Just over a month ago I turned 34. Not only does this mean that I now get the odd twinge in my knee when tackling stairs, but it turns out that this also puts me at exactly the average age for an Australian starting a PhD.

Four and a half months ago, I left a career in the social services that I had spent nearly a decade establishing and enrolled in a PhD about Antarctica. To me, this was a huge thing. It felt risky, and I was acutely conscious that I occupy that hairy part of the Early-30s-Venn-Diagram-Of-Economics, wherein you’re old enough that stepping away from your career entails a big change, but young enough to have absolutely no financial safety net if everything goes belly up. Surely it would have been much smarter to stay the course and keep inching my way towards a home deposit, right?

But I didn’t. And, if this statistic that I found on the internet is correct, then other people are making the same choice. This leads me to ask why. Why are people like me leaving established careers to take up a PhD? Why are we taking this enormous risk?

In no particular order, here’s why I did it:

1. Tasmania. This never would have happened if I was still living in Melbourne, seriously. But, as luck would have it, nearly three years ago we made the shift to Hobart and our gorgeous city’s marine and Antarctic connections has played a big role in me choosing to call myself a Tasmanian. I don’t fully know what this connection means yet for me, or what it means for our state, but this PhD is part of finding that out.

2. The Future. It’s big, slightly scary, and definitely well deserving of the capital F. Over the coming decades, we humans are going to be faced with all manner of serious and urgent questions about our relationship with the earth, and in particular with our blue and frozen places. This is important stuff, and I want to contribute.

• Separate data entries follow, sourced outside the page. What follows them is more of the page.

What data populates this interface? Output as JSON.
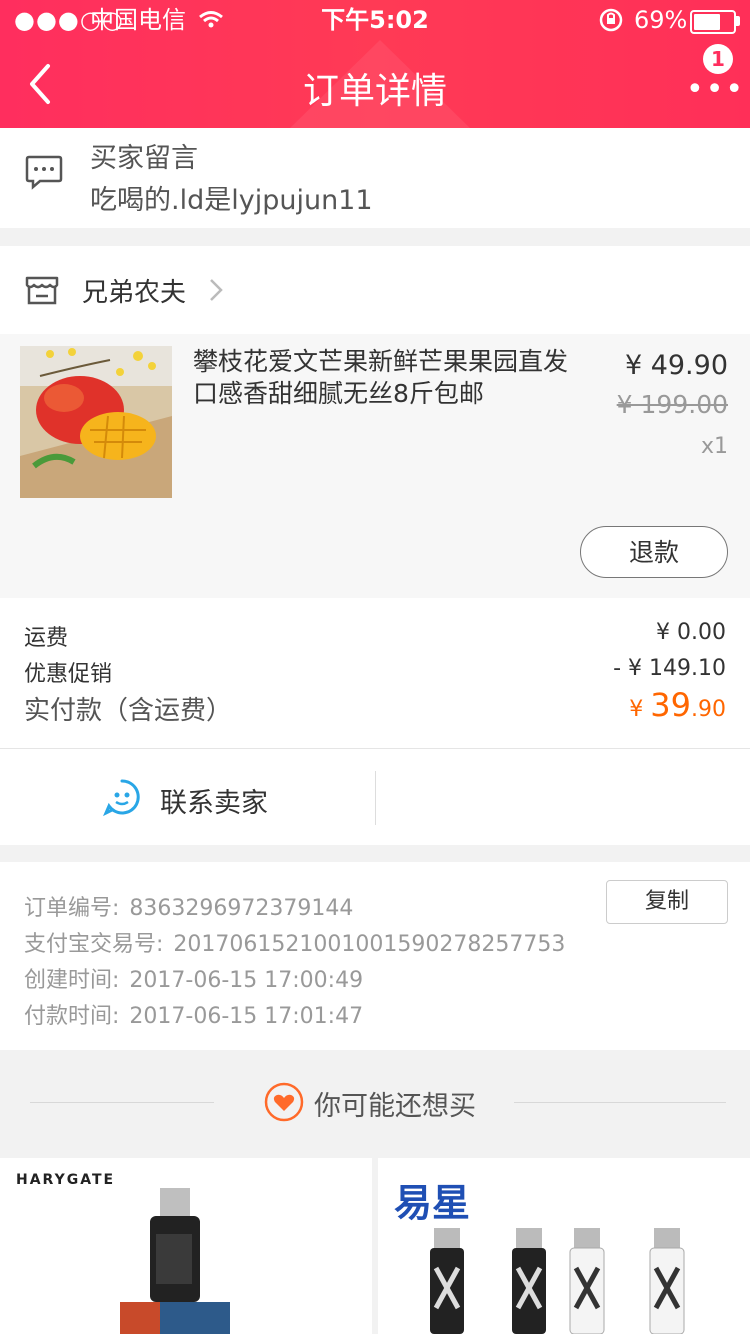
{
  "status_bar": {
    "signal": "●●●○○",
    "carrier": "中国电信",
    "time": "下午5:02",
    "battery": "69%"
  },
  "header": {
    "title": "订单详情",
    "badge_count": "1",
    "more": "•••"
  },
  "buyer_message": {
    "label": "买家留言",
    "text": "吃喝的.ld是lyjpujun11"
  },
  "store": {
    "name": "兄弟农夫"
  },
  "product": {
    "name": "攀枝花爱文芒果新鲜芒果果园直发口感香甜细腻无丝8斤包邮",
    "price": "¥ 49.90",
    "original_price": "¥ 199.00",
    "quantity": "x1",
    "refund_label": "退款"
  },
  "summary": {
    "shipping_label": "运费",
    "shipping_value": "¥ 0.00",
    "discount_label": "优惠促销",
    "discount_value": "- ¥ 149.10",
    "paid_label": "实付款（含运费）",
    "paid_symbol": "¥ ",
    "paid_int": "39",
    "paid_dec": ".90"
  },
  "contact": {
    "label": "联系卖家"
  },
  "order_info": {
    "order_no_label": "订单编号:",
    "order_no": "8363296972379144",
    "alipay_label": "支付宝交易号:",
    "alipay_no": "2017061521001001590278257753",
    "created_label": "创建时间:",
    "created": "2017-06-15 17:00:49",
    "paid_time_label": "付款时间:",
    "paid_time": "2017-06-15 17:01:47",
    "copy_label": "复制"
  },
  "recommend": {
    "title": "你可能还想买",
    "brand1": "HARYGATE",
    "brand2": "易星"
  },
  "colors": {
    "header": "#ff2e5e",
    "accent": "#ff6600",
    "contact_icon": "#29a6e6"
  }
}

3. Let’s blame Google Earth. Every day at work, I used to drift off into boredom and find myself opening google earth and spinning my way around the dark blue waters and frothy coastlines of the southern parts of the world. Tierra del Fuego, the Kerguelens, Bouvetøya. Every day, I’d close the browser on these places and feel a little pang. It wasn’t until I took on some research assistant work on a project about social policy that I realised how fascinating research could be, and that it offered a legitimate pathway that could lead, maybe, straight to the southern ocean. Once I figured that out, what could I do but take the leap? This is a choice, but it’s also a compulsion.

Fifteen years ago, give or take, I sat in the office of my then Classics professor and explained to her why I was withdrawing my honours application. I can’t remember exactly what I said, but she listened, understood the decision, and closed the conversation by saying I’d be back. That academia still had something to offer me, an itch that the workforce would never quite be able to scratch. Turns out, she was right.